An upright trunk has been associated with changes in distal function. When investigating adaptations in response to an added mass to the trunk during drop jumps, results revealed that subjects adapted by either landing in a position of trunk extension or trunk flexion (~ 10° difference).(17) Specifically, those subjects landing in a more upright or trunk extended position demonstrated 11% less hip angular impulses and 18% less hip energy absorption. Thus, a more upright or extended position of the trunk may place greater energy dissipation demands on the knee and ankle. Similarly, in a study of sex differences in single leg landing mechanics, it was reported that females used a more upright, higher peak vertical GRF ankle dominated strategy during landing that was theorized to put the non-contractile structures of the more proximal lower extremity joints (such as the ACL) at risk for injury as the large extensor muscles absorbed less energy.(27) These studies along with the current investigation provides further evidence that the joints of the lower extremity interact in a kinetic chain to maintain postural control during athletic tasks, suggesting a multifactorial approach is needed when attempting to determining when an individual joint may be at risk of injury.
In summary, our findings suggest that individual differences in thigh muscle strength explained some of the variance in quadriceps and hamstring activation levels as measured with sEMG during a functional task. However, even when accounting for strength differences, we did not support the long held theory that greater quadriceps activation in females contributes to lower hip and knee flexion angles or greater peak knee extensor moments. While post landing quadriceps activation was a small but significant contribution to the prediction model for knee ASF, the observed predictors for both KEM and ASF indicate that multiple factors determine movement patterns that result in potentially adverse knee forces.

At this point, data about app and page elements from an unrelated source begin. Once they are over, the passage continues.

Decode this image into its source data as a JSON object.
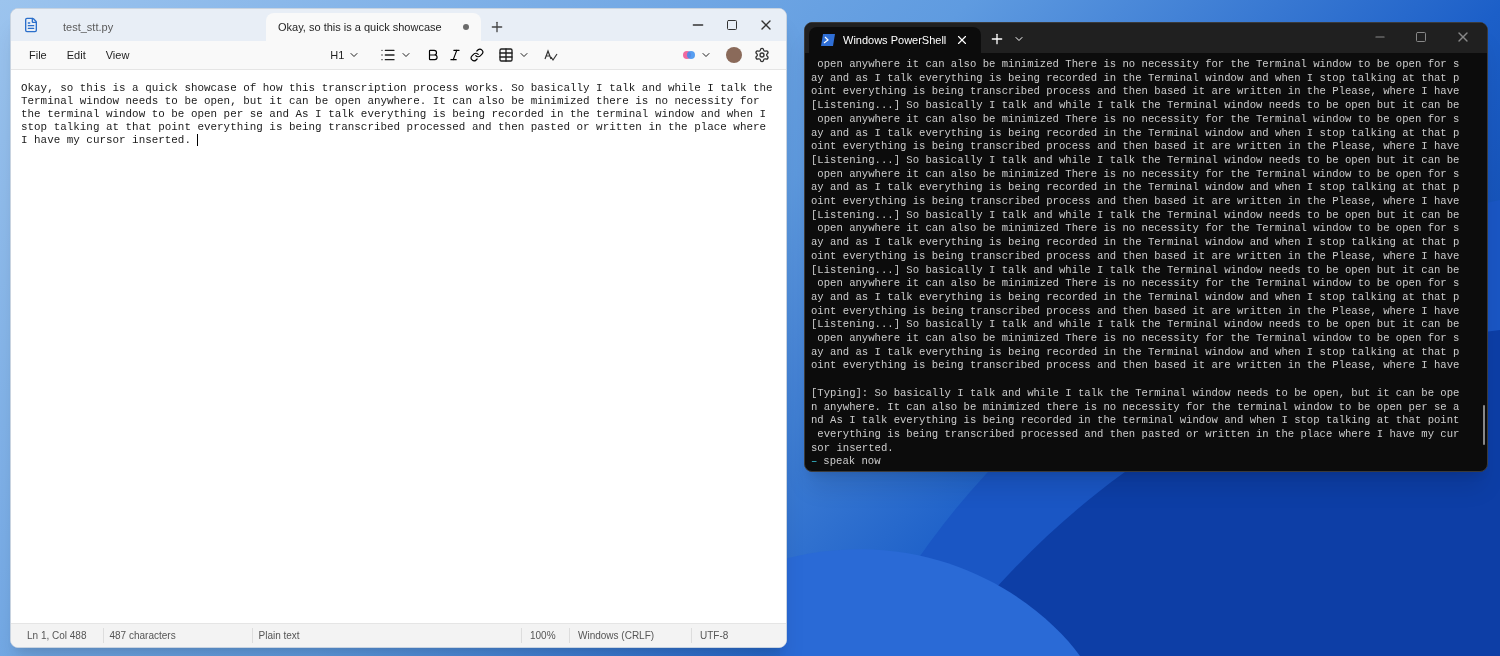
{
  "notepad": {
    "tabs": [
      {
        "label": "test_stt.py",
        "selected": false,
        "modified": false
      },
      {
        "label": "Okay, so this is a quick showcase",
        "selected": true,
        "modified": true
      }
    ],
    "menu": [
      "File",
      "Edit",
      "View"
    ],
    "toolbar": {
      "heading": "H1"
    },
    "text": "Okay, so this is a quick showcase of how this transcription process works. So basically I talk and while I talk the Terminal window needs to be open, but it can be open anywhere. It can also be minimized there is no necessity for the terminal window to be open per se and As I talk everything is being recorded in the terminal window and when I stop talking at that point everything is being transcribed processed and then pasted or written in the place where I have my cursor inserted. ",
    "status_bar": {
      "position": "Ln 1, Col 488",
      "characters": "487 characters",
      "format": "Plain text",
      "zoom": "100%",
      "line_endings": "Windows (CRLF)",
      "encoding": "UTF-8"
    }
  },
  "terminal": {
    "tab": {
      "label": "Windows PowerShell",
      "selected": true
    },
    "lines": [
      " open anywhere it can also be minimized There is no necessity for the Terminal window to be open for s",
      "ay and as I talk everything is being recorded in the Terminal window and when I stop talking at that p",
      "oint everything is being transcribed process and then based it are written in the Please, where I have",
      "[Listening...] So basically I talk and while I talk the Terminal window needs to be open but it can be",
      " open anywhere it can also be minimized There is no necessity for the Terminal window to be open for s",
      "ay and as I talk everything is being recorded in the Terminal window and when I stop talking at that p",
      "oint everything is being transcribed process and then based it are written in the Please, where I have",
      "[Listening...] So basically I talk and while I talk the Terminal window needs to be open but it can be",
      " open anywhere it can also be minimized There is no necessity for the Terminal window to be open for s",
      "ay and as I talk everything is being recorded in the Terminal window and when I stop talking at that p",
      "oint everything is being transcribed process and then based it are written in the Please, where I have",
      "[Listening...] So basically I talk and while I talk the Terminal window needs to be open but it can be",
      " open anywhere it can also be minimized There is no necessity for the Terminal window to be open for s",
      "ay and as I talk everything is being recorded in the Terminal window and when I stop talking at that p",
      "oint everything is being transcribed process and then based it are written in the Please, where I have",
      "[Listening...] So basically I talk and while I talk the Terminal window needs to be open but it can be",
      " open anywhere it can also be minimized There is no necessity for the Terminal window to be open for s",
      "ay and as I talk everything is being recorded in the Terminal window and when I stop talking at that p",
      "oint everything is being transcribed process and then based it are written in the Please, where I have",
      "[Listening...] So basically I talk and while I talk the Terminal window needs to be open but it can be",
      " open anywhere it can also be minimized There is no necessity for the Terminal window to be open for s",
      "ay and as I talk everything is being recorded in the Terminal window and when I stop talking at that p",
      "oint everything is being transcribed process and then based it are written in the Please, where I have"
    ],
    "typed_lines": [
      "[Typing]: So basically I talk and while I talk the Terminal window needs to be open, but it can be ope",
      "n anywhere. It can also be minimized there is no necessity for the terminal window to be open per se a",
      "nd As I talk everything is being recorded in the terminal window and when I stop talking at that point",
      " everything is being transcribed processed and then pasted or written in the place where I have my cur",
      "sor inserted."
    ],
    "prompt": {
      "marker": "–",
      "text": "speak now"
    }
  }
}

When considering current risk factor screening and prevention strategies, these findings would suggest that 1) more focus should be placed on positional / postural differences of the trunk, hip and knee during landing for their potential to increase sagittal plane knee joint loads contributing to ACL strain, and 2) evidence of greater quadriceps activation amplitude in females may simply reflect the presence of muscle weakness rather than increased knee extensor forces, and therefore strategies to improve overall thigh muscle strength (i.e. both quadriceps and hamstrings) should be considered.
This study was funded by NIH-NIAMS #R01 AR053172. The results of this study do not constitute endorsement by the ACSM.